§ DATA SHOWN:
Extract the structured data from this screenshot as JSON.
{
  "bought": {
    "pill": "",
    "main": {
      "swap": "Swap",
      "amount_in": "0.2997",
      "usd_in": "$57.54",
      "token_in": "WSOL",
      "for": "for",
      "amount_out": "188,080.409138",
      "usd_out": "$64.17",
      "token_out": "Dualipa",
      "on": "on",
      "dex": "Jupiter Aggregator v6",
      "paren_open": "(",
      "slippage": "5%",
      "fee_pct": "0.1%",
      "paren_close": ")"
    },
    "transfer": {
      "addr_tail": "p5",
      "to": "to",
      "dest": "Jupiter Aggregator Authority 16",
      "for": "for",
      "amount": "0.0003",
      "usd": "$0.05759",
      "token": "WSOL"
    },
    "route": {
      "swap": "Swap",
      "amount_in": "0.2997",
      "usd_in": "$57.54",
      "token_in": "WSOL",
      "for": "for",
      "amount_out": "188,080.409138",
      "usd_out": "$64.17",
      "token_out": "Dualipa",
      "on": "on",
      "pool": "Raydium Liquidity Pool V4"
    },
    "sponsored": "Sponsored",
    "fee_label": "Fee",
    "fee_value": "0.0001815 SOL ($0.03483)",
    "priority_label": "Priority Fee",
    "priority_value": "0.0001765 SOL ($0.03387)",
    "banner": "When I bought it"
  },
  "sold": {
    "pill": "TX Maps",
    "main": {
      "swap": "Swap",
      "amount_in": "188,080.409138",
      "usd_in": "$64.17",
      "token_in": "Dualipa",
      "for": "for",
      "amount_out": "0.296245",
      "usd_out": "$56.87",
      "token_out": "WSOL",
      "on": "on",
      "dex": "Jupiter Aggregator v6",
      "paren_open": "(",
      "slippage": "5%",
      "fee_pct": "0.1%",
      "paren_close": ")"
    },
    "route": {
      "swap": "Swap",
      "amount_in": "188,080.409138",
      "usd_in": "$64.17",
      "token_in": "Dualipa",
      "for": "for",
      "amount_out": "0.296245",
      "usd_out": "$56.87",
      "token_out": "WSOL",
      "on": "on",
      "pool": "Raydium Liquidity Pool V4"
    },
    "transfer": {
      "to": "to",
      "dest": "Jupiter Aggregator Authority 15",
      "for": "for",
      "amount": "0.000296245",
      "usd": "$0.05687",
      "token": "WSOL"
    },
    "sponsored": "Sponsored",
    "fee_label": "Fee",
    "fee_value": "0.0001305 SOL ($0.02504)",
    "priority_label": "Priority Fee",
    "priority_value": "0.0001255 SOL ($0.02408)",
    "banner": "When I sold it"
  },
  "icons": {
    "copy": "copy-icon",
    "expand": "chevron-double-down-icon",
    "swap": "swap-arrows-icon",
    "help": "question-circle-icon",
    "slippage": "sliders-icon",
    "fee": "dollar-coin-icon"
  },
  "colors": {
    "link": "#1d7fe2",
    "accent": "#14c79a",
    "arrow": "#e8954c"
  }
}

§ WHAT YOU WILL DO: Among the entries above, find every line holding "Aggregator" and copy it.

§ YOUR SOLUTION:
      "dex": "Jupiter Aggregator v6",
      "dest": "Jupiter Aggregator Authority 16",
      "dex": "Jupiter Aggregator v6",
      "dest": "Jupiter Aggregator Authority 15",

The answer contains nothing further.